The 8th International Conference Buddhism & Australia
Chinese Buddhist Encyclopedia Illustrations
|Articles by alphabetic order|
|Please consider making little donation to help us expand the encyclopedia Donate Enjoy your readings here and have a wonderful day|
Arya (Skt. ārya; Tib. འཕགས་པ་, pakpa; Wyl. 'phags pa) literally means 'noble' or 'sublime'. The Tibetan word for Arya (pakpa) means 'elevated' or 'exalted', and refers to the exalted state, surpassing that of an ordinary, samsaric being, which is attained when reaching the path of seeing, whether as a shravaka, pratyekabuddha or bodhisattva.
There are four classes of noble beings:
Arya (Sanskrit, also ārya; Pāli: Ariya) is a term frequently used in Buddhism that can be translated as "Noble", "not ordinary", "valuble", "precious", "pure", etc.Arya in the sense "Noble" or "exalted" is frequently used in Buddhist texts to designate a spiritual warrior or hero.
The term is used in the following contexts:
- The Four Noble Truths are called the catvāry ārya satyāni (Sanskrit) or cattāri Ariya saccāni (Pali).
- The Noble Eightfold Path is called the ārya mārga (Sanskrit, also āryāṣṭāṅgikamārga) or Ariya Magga (Pāli).
- Buddha's Dharma and Vinaya are the ariyassa dhammavinayo.
- In Buddhist texts, the āryas are those who have the Buddhist śīla (Pāli Sīla, meaning "Virtue") and follow the Buddhist path.
- Buddhists themselves are called Ariya puggalas (Arya persons).
- Those who despise Buddhism are often called "anāryas".
- Paul Williams states: "The Aryas are the Noble ones, the saints, those who have attained 'the fruits of the path', 'that middle path the Tathagata has comprehended which promotes sight and Knowledge, and which tends to peace, higher Wisdom, Enlightenment, and Nibbana' (Narada 1980: 50).

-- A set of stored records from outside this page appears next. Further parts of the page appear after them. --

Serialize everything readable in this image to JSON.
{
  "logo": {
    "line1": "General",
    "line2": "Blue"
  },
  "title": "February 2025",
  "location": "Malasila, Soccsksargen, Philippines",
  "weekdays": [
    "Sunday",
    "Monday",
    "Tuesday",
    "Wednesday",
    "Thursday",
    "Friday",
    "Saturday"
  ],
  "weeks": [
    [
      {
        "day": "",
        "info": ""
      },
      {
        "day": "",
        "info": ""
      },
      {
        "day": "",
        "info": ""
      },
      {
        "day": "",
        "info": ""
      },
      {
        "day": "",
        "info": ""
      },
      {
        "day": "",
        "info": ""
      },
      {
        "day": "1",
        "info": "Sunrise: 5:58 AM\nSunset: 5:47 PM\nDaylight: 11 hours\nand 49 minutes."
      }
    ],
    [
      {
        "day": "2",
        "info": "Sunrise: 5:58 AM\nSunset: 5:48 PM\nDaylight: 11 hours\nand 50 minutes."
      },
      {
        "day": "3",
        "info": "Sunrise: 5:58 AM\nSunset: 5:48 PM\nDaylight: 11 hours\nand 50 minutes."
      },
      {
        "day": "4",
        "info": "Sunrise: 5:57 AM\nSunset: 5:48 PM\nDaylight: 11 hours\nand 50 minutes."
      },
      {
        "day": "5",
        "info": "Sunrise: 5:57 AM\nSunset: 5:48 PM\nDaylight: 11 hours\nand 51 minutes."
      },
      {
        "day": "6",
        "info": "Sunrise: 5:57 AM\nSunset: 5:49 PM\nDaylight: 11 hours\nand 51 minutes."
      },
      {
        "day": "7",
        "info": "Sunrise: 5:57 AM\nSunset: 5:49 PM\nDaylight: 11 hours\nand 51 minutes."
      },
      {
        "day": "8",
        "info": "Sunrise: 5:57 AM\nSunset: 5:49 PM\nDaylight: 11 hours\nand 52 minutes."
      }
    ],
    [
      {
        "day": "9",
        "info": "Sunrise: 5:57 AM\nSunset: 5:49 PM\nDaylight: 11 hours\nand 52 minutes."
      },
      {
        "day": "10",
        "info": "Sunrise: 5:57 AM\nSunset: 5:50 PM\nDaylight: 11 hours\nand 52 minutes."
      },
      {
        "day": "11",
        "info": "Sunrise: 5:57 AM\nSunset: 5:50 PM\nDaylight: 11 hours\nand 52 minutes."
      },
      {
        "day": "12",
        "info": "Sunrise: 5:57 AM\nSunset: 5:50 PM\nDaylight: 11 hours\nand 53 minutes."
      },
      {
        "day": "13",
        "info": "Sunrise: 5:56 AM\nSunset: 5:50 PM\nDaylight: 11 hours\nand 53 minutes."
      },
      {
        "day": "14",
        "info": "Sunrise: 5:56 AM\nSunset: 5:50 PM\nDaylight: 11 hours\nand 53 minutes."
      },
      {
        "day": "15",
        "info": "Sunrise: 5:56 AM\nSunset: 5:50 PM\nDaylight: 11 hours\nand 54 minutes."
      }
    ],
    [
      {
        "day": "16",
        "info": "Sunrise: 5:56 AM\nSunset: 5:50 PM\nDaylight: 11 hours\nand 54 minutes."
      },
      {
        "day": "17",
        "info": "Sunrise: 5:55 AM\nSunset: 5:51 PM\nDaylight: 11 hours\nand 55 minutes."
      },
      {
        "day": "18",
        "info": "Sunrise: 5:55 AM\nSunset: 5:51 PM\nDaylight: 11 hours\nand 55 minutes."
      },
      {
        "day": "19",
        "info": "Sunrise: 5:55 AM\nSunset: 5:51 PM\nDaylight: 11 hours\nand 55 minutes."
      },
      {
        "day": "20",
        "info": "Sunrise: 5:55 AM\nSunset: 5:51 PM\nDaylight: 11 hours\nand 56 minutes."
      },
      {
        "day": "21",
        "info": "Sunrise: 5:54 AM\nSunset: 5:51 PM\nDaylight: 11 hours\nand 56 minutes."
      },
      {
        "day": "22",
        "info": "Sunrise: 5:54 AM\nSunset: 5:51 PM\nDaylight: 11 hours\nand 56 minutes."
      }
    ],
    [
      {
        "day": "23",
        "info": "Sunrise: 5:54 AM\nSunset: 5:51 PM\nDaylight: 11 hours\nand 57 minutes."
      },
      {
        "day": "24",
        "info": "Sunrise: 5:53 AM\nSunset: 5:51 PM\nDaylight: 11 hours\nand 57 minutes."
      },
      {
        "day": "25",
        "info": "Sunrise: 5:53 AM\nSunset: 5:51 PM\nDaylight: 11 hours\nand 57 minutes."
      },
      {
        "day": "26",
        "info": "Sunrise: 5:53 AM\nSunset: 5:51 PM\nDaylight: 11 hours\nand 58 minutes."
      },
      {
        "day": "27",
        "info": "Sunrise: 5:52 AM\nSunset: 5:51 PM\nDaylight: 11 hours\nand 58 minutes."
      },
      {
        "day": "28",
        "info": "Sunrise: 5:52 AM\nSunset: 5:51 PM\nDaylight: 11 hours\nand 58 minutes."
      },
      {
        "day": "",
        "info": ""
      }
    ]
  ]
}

- Geshe Tashi Tsering states: "The modifier Noble [i.e. arya means Truth as perceived by arya beings, those beings who have had a direct realization of Emptiness or selflessness.
For people like us, who do not have the direct realization of Emptiness, although we may understand certain levels of physical and Mental experiences as Suffering, it is impossible for us to see all the levels of Suffering for what they are. Instead we may see some things as desirable when in Truth they are Suffering."
The same text also describes the āryas as the ones who "have understood and realized about the truth of] Suffering, (Impermanence, Emptiness, and no-self)" and who "understand things as they are". In another text, the Yogācārabhūmi (Taishō 1579, vol. xx, 364b10-15), the āryas are described as being free from the viparyāsas.
In many parts of the South India, if somebody (new) is supposed to be addressed respectably, the prefix "Ayya", derived from "Arya" is used. South Indians used to call them "Arya" which is now transformed to "Ayya". This term is used even today.